# Work task:
Drop every image and restate the entries below word for word.

# Given data:
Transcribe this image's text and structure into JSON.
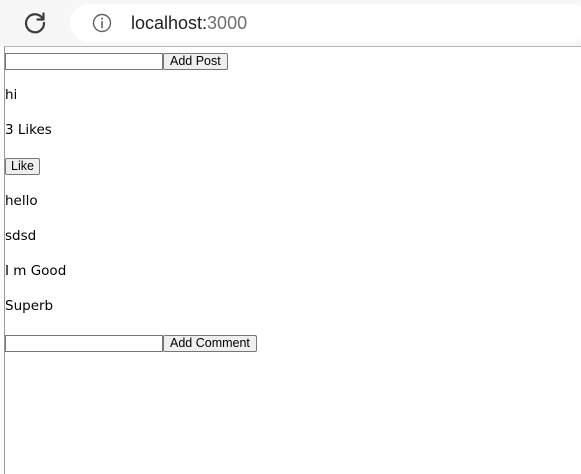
{
  "browser": {
    "url_host": "localhost:",
    "url_port": "3000"
  },
  "page": {
    "post_input_value": "",
    "add_post_label": "Add Post",
    "post_text": "hi",
    "likes_text": "3 Likes",
    "like_label": "Like",
    "comments": [
      "hello",
      "sdsd",
      "I m Good",
      "Superb"
    ],
    "comment_input_value": "",
    "add_comment_label": "Add Comment"
  },
  "colors": {
    "toolbar_bg": "#f7f7f7",
    "button_bg": "#efefef",
    "border": "#767676"
  },
  "icons": {
    "reload": "reload-icon",
    "info": "info-icon"
  }
}
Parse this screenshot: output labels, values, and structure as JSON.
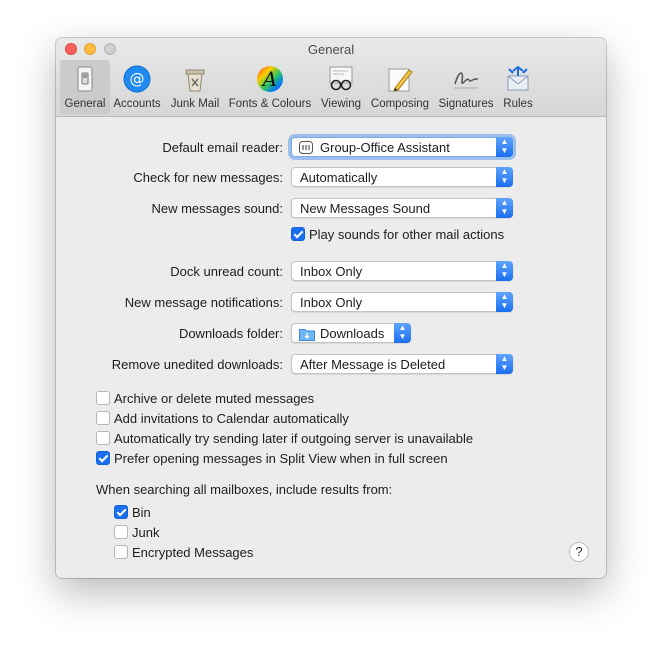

# Answer area:
Transcribe this image's text and structure into JSON.
{
  "browser": {
    "url_host": "localhost:",
    "url_port": "3000"
  },
  "page": {
    "post_input_value": "",
    "add_post_label": "Add Post",
    "post_text": "hi",
    "likes_text": "3 Likes",
    "like_label": "Like",
    "comments": [
      "hello",
      "sdsd",
      "I m Good",
      "Superb"
    ],
    "comment_input_value": "",
    "add_comment_label": "Add Comment"
  },
  "colors": {
    "toolbar_bg": "#f7f7f7",
    "button_bg": "#efefef",
    "border": "#767676"
  },
  "icons": {
    "reload": "reload-icon",
    "info": "info-icon"
  }
}
Parse this screenshot: output labels, values, and structure as JSON.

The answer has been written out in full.